AIM OF THE EXERCISE: Each line of the records below that holds "File" should be returned.

MATERIAL SUPPLIED:

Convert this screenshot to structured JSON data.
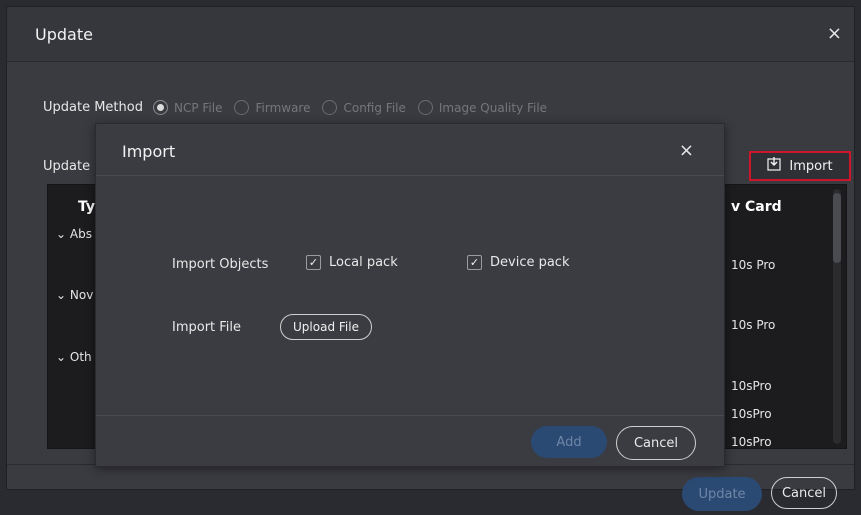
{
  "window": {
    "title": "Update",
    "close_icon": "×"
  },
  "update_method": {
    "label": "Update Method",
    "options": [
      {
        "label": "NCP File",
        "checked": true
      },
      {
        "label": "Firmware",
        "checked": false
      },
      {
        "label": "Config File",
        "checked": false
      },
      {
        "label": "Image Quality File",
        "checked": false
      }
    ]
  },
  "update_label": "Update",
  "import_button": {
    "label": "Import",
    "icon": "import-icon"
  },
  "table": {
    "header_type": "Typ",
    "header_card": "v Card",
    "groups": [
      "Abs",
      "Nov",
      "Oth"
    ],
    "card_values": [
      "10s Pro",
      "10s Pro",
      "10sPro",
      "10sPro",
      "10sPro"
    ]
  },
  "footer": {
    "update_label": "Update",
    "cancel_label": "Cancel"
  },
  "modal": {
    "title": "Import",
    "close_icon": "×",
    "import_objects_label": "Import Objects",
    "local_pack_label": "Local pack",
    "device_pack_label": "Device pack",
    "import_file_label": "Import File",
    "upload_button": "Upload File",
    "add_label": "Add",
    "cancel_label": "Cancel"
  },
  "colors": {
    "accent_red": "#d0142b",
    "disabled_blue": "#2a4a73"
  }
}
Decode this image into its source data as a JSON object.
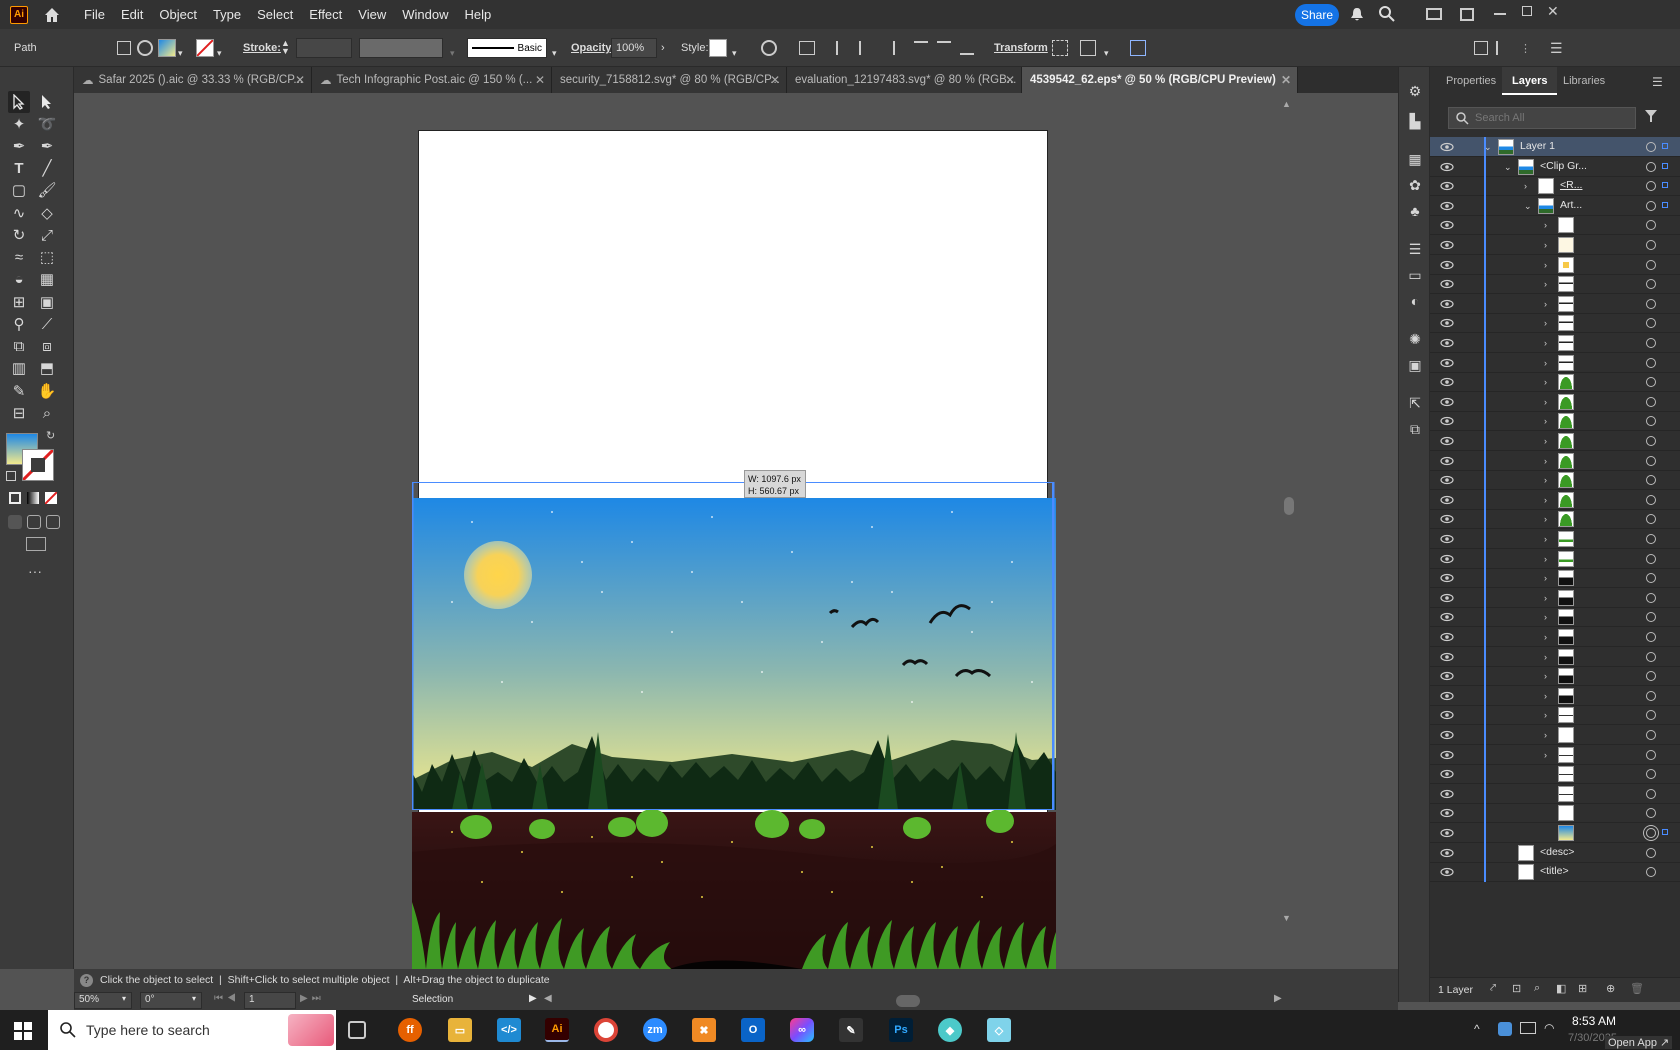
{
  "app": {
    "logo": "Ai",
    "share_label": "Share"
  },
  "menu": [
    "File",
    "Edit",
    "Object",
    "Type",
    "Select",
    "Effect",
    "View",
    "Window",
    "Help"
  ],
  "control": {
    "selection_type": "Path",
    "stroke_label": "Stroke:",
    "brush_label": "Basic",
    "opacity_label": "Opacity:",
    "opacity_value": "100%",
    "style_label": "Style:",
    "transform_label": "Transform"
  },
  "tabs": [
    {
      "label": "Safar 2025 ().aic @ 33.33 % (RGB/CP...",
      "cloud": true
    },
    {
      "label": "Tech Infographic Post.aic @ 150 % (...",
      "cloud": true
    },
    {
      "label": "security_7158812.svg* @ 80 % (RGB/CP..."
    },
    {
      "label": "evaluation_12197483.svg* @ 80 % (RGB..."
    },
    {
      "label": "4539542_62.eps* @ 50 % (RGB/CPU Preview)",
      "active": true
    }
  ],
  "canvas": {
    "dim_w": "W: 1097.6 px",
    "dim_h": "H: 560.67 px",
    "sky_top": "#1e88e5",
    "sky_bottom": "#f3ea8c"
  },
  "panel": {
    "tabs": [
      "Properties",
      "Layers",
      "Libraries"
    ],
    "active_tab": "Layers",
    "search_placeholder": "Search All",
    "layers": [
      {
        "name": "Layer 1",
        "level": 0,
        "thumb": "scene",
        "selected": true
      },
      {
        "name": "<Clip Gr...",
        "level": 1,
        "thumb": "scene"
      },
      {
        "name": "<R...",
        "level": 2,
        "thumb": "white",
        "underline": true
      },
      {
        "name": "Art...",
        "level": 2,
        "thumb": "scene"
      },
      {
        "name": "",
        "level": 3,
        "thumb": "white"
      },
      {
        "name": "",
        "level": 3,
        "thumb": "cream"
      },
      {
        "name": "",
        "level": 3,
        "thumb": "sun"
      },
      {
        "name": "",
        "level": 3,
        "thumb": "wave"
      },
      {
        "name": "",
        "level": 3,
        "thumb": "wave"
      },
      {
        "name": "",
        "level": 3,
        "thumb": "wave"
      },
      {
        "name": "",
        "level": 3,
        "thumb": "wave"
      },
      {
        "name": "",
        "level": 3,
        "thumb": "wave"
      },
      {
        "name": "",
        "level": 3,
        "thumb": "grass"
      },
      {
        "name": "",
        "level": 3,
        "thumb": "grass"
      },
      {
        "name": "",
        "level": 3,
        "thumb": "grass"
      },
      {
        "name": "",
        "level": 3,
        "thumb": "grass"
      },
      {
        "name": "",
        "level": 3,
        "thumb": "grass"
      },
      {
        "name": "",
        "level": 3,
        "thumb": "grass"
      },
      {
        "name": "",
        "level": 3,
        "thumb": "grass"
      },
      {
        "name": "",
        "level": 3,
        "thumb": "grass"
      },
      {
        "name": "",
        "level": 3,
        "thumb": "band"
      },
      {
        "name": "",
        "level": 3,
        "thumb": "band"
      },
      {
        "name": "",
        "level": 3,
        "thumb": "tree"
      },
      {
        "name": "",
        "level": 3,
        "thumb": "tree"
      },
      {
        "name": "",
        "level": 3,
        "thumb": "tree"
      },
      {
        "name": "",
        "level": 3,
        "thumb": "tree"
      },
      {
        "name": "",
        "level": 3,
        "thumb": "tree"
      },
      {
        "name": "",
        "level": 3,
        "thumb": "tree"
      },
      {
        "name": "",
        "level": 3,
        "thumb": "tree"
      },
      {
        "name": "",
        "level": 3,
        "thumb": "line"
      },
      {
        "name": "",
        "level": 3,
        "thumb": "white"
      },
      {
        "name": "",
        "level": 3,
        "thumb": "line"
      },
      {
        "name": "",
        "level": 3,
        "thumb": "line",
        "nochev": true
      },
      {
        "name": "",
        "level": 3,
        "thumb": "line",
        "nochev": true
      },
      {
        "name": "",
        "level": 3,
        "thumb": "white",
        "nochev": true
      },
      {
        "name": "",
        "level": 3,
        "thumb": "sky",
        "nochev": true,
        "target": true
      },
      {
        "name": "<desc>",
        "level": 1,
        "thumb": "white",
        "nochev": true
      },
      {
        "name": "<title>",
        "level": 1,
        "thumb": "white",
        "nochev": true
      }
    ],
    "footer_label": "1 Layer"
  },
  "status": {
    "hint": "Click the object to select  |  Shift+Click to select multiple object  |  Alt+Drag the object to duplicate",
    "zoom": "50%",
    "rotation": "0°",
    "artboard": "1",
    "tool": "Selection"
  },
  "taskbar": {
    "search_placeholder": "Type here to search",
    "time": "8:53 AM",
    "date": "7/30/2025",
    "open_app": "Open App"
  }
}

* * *

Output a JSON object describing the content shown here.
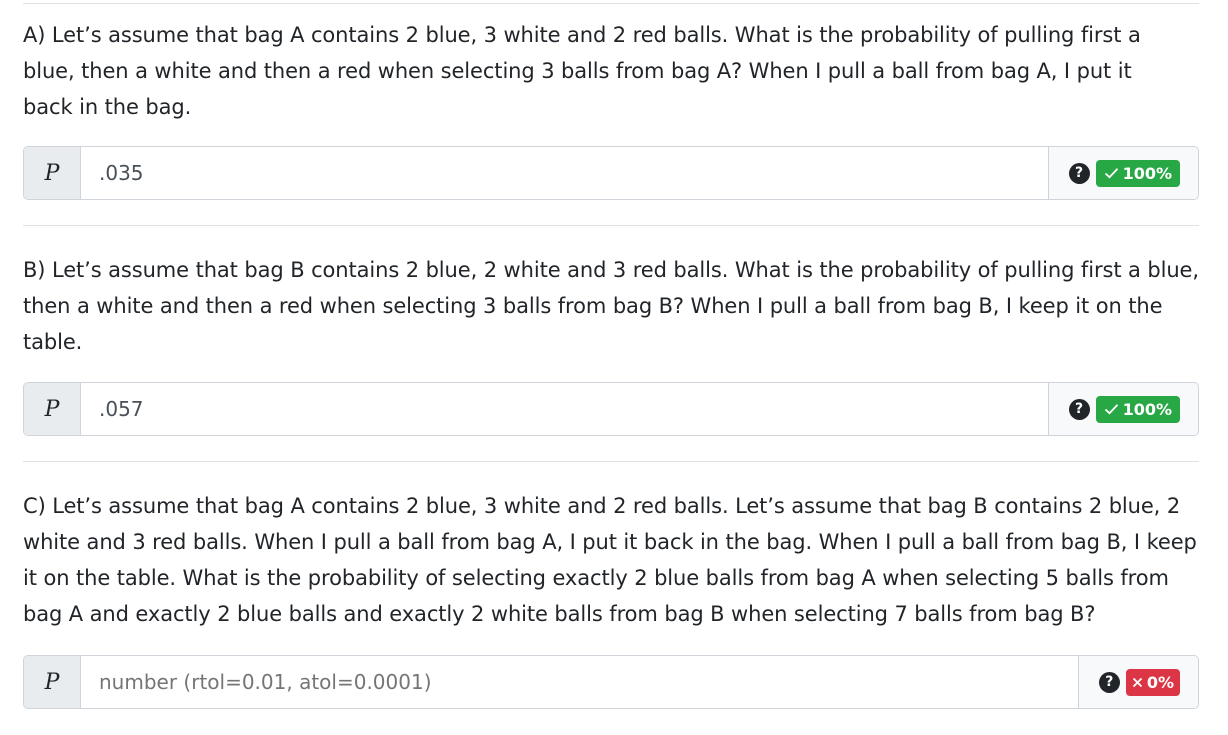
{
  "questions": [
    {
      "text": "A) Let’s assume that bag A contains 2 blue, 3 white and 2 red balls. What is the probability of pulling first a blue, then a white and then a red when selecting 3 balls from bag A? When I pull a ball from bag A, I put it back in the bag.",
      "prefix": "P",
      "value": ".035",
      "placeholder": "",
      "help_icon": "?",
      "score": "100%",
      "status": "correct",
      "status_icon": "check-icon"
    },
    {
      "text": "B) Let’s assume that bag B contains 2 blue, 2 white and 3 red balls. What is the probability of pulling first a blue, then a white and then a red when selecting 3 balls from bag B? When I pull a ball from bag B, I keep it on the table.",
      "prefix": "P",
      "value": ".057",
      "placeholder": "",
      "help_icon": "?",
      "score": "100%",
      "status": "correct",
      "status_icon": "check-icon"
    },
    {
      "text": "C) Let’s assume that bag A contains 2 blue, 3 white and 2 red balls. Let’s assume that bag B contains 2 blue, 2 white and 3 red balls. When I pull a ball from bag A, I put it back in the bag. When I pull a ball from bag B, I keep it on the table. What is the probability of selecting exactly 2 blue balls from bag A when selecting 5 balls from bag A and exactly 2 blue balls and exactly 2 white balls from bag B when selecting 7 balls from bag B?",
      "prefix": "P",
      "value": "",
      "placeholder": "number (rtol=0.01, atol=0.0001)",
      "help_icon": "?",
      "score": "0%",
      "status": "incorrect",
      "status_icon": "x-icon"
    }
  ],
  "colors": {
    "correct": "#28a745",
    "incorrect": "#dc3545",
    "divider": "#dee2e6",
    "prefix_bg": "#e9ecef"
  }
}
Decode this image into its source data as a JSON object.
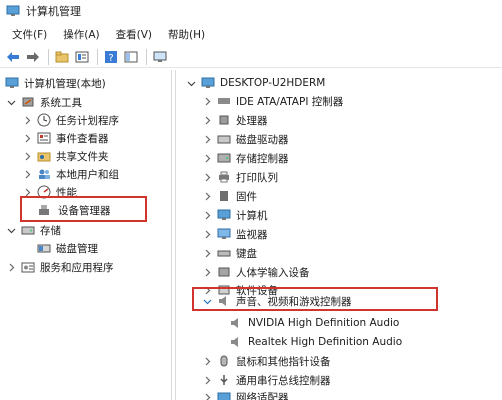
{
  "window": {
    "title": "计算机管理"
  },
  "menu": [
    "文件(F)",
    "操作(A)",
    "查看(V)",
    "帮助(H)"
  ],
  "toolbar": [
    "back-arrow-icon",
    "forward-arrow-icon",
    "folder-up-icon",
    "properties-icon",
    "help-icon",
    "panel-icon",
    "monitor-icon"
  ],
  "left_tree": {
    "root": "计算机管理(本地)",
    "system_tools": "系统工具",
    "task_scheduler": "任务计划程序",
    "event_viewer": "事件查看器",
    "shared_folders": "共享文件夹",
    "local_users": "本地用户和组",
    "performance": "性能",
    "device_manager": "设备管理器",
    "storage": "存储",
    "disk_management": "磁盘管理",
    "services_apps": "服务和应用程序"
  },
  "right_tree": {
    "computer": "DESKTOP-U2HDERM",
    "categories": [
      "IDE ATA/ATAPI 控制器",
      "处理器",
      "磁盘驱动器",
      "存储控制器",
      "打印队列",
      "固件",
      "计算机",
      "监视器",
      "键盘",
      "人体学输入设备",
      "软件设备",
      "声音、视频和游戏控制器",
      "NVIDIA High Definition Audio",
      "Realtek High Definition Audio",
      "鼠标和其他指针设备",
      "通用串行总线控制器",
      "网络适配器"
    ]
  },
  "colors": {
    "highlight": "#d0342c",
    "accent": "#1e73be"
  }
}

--

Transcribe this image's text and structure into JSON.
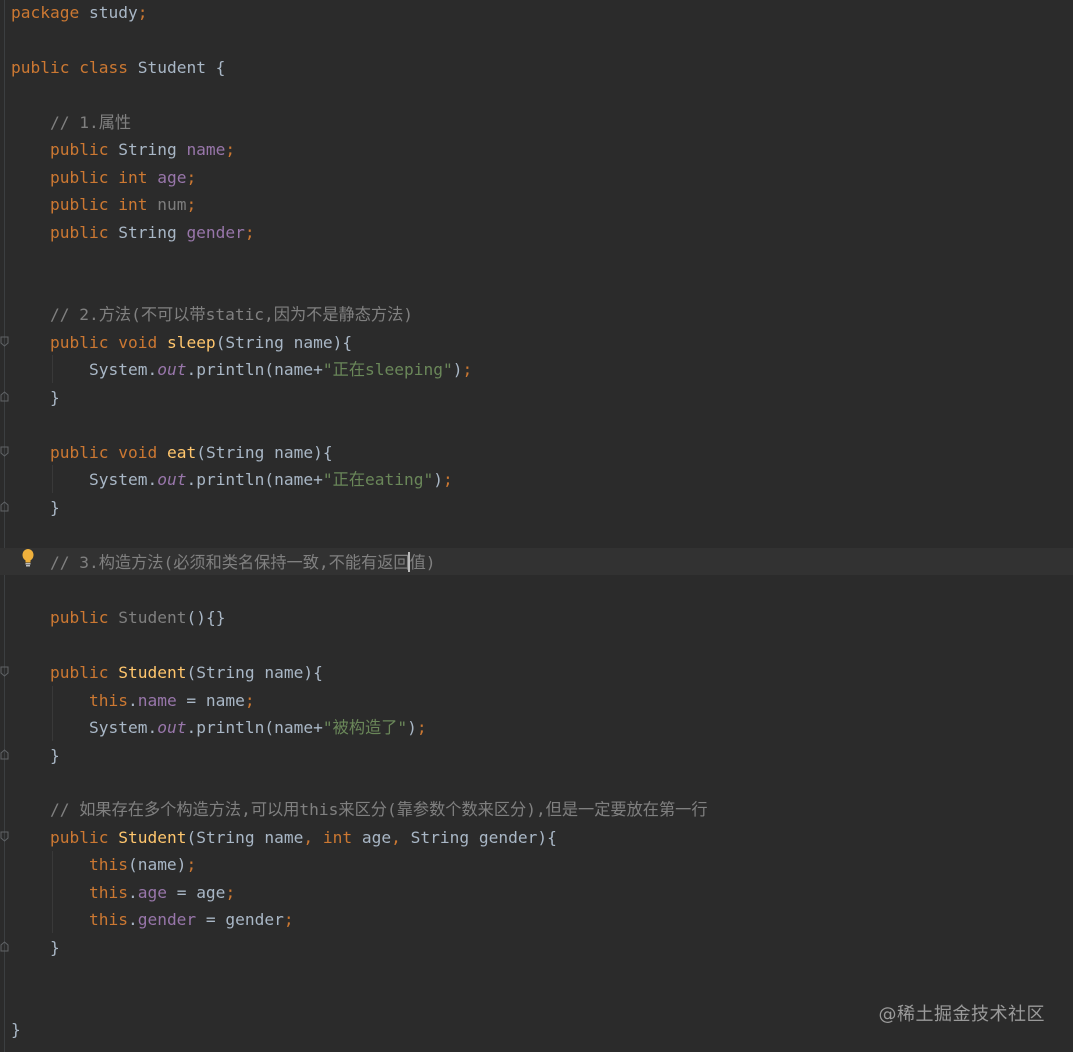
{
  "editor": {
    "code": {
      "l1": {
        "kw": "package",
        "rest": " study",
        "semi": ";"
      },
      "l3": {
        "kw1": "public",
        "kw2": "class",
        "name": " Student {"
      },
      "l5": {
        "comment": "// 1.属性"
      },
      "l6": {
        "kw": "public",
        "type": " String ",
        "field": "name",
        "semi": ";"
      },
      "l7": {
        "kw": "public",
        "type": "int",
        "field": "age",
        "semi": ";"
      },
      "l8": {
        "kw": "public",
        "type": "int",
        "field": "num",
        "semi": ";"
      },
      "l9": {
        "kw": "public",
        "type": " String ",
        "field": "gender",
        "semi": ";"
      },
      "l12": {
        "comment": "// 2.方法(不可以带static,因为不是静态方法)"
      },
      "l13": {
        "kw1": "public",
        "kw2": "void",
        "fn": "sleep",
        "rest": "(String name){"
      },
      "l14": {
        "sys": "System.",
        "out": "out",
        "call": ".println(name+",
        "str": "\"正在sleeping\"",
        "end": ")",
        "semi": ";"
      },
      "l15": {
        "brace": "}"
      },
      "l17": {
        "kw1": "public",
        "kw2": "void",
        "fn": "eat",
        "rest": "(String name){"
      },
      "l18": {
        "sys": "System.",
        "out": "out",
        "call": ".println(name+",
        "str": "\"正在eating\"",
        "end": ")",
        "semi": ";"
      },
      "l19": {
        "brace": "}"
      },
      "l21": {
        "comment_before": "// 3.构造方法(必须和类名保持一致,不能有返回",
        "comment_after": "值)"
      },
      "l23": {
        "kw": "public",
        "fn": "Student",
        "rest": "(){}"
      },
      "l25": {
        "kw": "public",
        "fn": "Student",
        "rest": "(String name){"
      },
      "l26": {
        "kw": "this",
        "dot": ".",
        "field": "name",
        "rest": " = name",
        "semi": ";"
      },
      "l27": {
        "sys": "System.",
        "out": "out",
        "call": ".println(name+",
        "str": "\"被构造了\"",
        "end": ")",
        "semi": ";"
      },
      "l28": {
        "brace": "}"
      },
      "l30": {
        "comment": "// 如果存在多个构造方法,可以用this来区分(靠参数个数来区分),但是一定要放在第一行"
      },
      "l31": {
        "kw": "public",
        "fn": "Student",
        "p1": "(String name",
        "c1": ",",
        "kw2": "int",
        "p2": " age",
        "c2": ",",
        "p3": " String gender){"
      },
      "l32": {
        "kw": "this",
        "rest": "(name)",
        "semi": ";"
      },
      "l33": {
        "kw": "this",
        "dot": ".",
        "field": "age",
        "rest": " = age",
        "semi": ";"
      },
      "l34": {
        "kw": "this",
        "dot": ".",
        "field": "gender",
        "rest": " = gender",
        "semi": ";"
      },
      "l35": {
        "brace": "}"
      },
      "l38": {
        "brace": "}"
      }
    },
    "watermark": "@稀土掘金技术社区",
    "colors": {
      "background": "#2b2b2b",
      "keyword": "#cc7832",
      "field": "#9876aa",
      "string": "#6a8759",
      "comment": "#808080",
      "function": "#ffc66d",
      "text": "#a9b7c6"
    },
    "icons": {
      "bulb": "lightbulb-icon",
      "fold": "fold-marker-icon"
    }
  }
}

YOUR RESPONSE:
        "label": "NCP File",
        "label": "Config File",
        "label": "Image Quality File",
    "import_file_label": "Import File",
    "upload_button": "Upload File",
    "File",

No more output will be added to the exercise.